__The problem__. All lines in the material below that contain "SPOT" should be located and copied.

__Provided records__.

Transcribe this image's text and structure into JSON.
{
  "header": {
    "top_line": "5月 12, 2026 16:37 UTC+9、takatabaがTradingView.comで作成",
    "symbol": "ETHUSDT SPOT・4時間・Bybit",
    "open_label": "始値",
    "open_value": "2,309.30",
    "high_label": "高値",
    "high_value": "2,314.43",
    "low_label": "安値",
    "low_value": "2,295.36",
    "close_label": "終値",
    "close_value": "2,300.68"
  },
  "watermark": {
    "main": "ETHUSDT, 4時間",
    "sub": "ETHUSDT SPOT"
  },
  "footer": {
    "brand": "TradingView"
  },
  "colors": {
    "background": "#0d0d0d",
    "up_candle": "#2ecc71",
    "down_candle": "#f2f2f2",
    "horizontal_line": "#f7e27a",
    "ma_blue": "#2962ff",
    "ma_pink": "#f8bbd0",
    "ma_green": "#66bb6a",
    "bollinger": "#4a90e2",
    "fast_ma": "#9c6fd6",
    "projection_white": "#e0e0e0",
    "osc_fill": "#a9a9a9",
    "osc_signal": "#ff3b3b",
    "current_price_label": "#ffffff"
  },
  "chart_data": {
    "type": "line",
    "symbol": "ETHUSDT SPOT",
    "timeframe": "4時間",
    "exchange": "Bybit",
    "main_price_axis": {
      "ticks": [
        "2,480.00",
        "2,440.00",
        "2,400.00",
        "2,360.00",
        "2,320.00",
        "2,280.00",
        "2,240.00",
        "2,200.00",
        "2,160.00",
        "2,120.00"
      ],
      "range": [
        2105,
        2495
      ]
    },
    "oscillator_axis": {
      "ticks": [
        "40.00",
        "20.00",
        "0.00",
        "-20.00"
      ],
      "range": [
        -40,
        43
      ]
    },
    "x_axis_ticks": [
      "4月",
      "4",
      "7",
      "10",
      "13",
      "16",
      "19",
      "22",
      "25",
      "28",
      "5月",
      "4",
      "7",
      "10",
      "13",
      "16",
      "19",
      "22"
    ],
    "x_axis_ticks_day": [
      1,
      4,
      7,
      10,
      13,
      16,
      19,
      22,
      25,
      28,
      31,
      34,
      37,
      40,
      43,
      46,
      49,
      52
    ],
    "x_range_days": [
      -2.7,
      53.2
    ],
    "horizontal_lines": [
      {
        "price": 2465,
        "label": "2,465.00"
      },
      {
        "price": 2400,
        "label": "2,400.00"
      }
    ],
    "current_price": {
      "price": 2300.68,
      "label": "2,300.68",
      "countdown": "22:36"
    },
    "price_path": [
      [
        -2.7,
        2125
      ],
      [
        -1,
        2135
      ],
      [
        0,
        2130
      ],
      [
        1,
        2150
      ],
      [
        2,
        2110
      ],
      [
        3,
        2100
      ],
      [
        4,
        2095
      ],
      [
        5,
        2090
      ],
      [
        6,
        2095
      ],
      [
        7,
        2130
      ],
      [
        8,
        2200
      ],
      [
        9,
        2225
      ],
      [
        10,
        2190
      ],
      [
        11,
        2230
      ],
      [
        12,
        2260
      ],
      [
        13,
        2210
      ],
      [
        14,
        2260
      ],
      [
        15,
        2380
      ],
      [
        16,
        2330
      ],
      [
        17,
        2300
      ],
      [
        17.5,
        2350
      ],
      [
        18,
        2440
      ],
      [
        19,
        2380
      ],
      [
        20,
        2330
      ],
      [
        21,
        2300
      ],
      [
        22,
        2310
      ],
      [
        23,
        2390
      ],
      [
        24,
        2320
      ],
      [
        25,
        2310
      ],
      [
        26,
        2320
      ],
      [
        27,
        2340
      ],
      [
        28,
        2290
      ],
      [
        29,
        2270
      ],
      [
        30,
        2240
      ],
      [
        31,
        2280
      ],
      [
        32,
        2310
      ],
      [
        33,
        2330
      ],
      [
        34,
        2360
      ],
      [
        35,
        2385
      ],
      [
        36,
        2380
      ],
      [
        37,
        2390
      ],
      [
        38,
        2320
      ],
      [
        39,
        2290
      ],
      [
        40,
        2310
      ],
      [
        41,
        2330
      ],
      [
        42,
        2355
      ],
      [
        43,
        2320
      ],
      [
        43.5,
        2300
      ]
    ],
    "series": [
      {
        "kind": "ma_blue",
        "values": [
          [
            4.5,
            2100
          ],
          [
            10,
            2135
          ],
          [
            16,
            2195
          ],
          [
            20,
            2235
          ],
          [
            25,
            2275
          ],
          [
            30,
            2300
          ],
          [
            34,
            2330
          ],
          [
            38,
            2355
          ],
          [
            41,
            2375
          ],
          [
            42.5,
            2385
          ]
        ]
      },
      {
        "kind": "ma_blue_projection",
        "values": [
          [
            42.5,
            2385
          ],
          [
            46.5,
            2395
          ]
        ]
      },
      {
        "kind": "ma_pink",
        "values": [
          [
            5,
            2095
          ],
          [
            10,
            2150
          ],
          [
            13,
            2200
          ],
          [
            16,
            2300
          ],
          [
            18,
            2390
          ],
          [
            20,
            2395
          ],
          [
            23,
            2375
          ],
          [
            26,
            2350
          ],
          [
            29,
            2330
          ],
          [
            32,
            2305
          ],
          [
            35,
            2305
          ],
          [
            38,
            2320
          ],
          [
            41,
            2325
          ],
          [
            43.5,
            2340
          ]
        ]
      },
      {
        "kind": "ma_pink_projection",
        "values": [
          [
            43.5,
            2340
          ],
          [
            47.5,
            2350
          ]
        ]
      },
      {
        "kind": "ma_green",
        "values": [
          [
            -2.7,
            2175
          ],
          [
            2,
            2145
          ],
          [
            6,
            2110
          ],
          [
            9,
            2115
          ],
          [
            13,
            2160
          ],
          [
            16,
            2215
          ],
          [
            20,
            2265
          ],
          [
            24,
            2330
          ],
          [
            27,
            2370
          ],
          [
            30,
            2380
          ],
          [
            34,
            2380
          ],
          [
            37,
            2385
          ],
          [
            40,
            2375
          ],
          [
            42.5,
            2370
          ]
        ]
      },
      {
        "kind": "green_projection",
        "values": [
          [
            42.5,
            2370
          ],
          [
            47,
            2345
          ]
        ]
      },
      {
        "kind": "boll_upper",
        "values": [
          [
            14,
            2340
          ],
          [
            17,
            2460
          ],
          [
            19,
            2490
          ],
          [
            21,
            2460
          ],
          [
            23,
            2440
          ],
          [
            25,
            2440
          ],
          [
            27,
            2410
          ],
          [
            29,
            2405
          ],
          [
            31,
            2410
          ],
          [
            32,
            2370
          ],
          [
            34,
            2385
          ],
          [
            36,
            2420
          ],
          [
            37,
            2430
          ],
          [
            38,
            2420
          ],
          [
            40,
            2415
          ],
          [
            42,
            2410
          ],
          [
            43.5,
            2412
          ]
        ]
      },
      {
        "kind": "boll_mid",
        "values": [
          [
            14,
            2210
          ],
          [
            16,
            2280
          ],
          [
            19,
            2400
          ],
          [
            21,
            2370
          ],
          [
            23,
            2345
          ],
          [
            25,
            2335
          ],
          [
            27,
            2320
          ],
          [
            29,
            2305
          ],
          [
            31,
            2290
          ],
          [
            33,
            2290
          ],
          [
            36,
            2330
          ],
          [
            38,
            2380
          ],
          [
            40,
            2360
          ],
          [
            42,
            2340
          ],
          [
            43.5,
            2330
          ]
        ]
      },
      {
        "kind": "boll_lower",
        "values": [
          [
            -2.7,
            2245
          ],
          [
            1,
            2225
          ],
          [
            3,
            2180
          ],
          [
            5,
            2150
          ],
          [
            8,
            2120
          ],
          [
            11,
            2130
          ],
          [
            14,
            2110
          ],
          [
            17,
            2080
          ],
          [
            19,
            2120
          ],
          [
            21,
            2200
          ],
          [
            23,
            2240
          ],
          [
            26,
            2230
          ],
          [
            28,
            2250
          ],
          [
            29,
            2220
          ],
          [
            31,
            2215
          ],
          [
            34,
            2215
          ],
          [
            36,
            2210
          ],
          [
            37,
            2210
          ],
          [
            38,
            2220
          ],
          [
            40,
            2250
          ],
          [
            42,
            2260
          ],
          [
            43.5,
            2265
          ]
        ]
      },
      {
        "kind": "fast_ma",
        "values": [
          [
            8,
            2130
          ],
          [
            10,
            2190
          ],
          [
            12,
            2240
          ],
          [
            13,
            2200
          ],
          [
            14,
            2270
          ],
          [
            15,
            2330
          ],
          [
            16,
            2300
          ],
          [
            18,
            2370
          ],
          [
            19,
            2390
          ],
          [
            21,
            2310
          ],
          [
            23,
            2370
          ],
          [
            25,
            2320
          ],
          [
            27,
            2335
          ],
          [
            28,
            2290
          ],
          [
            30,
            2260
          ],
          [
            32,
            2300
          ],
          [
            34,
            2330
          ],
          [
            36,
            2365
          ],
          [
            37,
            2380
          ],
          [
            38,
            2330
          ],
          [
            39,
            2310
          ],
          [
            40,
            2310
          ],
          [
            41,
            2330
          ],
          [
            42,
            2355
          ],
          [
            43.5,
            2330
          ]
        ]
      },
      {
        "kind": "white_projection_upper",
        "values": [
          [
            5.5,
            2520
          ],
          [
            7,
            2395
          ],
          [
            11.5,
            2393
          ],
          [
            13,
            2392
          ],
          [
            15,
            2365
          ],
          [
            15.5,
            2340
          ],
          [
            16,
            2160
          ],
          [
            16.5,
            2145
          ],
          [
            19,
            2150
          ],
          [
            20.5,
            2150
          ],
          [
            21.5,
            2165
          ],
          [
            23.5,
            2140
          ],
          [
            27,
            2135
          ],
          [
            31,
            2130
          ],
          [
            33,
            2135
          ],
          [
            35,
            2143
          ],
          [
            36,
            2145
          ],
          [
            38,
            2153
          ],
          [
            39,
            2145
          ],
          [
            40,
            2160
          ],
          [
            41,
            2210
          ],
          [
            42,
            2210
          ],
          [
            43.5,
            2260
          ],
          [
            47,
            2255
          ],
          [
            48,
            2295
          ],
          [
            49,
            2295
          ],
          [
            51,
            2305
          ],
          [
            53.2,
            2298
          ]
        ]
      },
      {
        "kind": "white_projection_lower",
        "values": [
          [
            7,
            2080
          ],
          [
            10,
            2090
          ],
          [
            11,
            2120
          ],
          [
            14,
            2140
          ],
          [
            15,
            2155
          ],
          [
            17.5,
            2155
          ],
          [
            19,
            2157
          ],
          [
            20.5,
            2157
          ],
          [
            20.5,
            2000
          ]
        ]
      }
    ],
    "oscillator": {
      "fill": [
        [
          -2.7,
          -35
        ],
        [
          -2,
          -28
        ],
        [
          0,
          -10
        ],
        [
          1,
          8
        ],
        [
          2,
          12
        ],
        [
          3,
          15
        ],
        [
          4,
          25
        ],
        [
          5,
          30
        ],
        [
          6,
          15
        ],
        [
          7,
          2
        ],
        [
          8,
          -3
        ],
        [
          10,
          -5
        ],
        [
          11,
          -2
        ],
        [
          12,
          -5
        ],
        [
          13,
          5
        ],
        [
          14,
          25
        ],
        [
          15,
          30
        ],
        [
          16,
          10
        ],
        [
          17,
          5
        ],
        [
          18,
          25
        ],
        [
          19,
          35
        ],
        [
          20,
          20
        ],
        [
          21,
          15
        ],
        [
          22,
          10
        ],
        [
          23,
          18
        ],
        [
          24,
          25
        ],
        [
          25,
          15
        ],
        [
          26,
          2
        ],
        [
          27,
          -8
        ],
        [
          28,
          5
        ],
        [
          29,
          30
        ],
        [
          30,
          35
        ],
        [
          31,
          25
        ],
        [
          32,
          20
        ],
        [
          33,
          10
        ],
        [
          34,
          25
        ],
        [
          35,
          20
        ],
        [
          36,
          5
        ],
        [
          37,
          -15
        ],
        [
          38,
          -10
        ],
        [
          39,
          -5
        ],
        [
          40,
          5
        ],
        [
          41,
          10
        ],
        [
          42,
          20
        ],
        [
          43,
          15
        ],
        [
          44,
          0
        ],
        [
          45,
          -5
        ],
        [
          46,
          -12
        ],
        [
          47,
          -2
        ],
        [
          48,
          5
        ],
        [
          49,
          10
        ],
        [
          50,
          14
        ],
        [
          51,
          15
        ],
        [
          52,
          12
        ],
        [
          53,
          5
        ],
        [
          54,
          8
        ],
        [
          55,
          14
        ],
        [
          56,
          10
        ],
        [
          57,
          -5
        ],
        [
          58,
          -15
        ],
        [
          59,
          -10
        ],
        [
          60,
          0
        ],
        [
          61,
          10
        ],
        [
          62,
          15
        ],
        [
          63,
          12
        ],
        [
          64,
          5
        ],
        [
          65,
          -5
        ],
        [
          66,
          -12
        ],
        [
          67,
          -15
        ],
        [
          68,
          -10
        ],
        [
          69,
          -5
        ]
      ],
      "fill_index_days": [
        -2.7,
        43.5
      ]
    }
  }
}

__Task answer__.
    "symbol": "ETHUSDT SPOT・4時間・Bybit",
    "sub": "ETHUSDT SPOT"
    "symbol": "ETHUSDT SPOT",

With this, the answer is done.